plt.plot(epochs, loss_train, 'g', label='Training accuracy')
plt.plot(epochs, loss_val, 'b', label='validation accuracy')
plt.title('Training and Validation accuracy')
plt.xlabel('Epochs')
plt.ylabel('Accuracy')
plt.legend()
plt.show()
python

Output

1
2
3
4
5
6
7
8
9
10
11
12
13
14
15
16
17
18
19
20
Epoch 1/10
345/345 [==============================] - 1s 2ms/sample - loss: 0.3043 - acc: 0.6957 - val_loss: 0.3563 - val_acc: 0.6437
Epoch 2/10
345/345 [==============================] - 0s 1ms/sample - loss: 0.3043 - acc: 0.6957 - val_loss: 0.3563 - val_acc: 0.6437
Epoch 3/10
345/345 [==============================] - 1s 2ms/sample - loss: 0.3043 - acc: 0.6957 - val_loss: 0.3563 - val_acc: 0.6437
Epoch 4/10
345/345 [==============================] - 0s 1ms/sample - loss: 0.3043 - acc: 0.6957 - val_loss: 0.3563 - val_acc: 0.6437
Epoch 5/10
345/345 [==============================] - 0s 1ms/sample - loss: 0.3043 - acc: 0.6957 - val_loss: 0.3563 - val_acc: 0.6437
Epoch 6/10
345/345 [==============================] - 0s 1ms/sample - loss: 0.3043 - acc: 0.6957 - val_loss: 0.3563 - val_acc: 0.6437
Epoch 7/10
345/345 [==============================] - 0s 1ms/sample - loss: 0.3043 - acc: 0.6957 - val_loss: 0.3563 - val_acc: 0.6437
Epoch 8/10
345/345 [==============================] - 0s 1ms/sample - loss: 0.3043 - acc: 0.6957 - val_loss: 0.3563 - val_acc: 0.6437
Epoch 9/10
345/345 [==============================] - 0s 1ms/sample - loss: 0.3043 - acc: 0.6957 - val_loss: 0.3563 - val_acc: 0.6437
Epoch 10/10
345/345 [==============================] - 1s 1ms/sample - loss: 0.3043 - acc: 0.6957 - val_loss: 0.3563 - val_acc: 0.6437

alt text

Conclusion

Visualizing data is one of the best ways to humanize data to make it easy to understand and get the relevant trends from it. This activity can be crucial when the user is still trying to optimize the model and make it production ready. Matplotlib library offers many different tools to help in this visualization process. Users can choose to create graphs such as Line Plots, Histograms, Three-dimensional plots, Steamplots, Bar charts, Pie charts, Tables, Scatter plots, etc. based on the demand of the problem at hand.

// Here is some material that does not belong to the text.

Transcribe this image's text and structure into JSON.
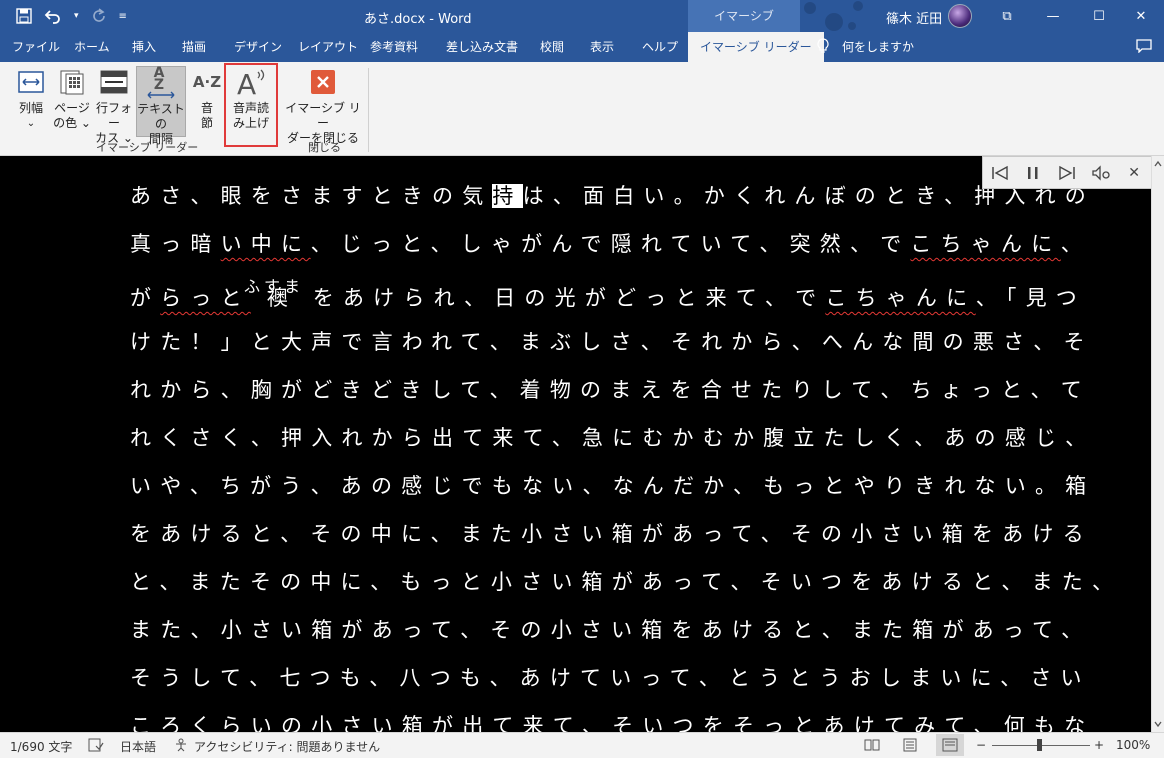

Appendix

I have compiled the complete data set which can be found at my GitHub.

2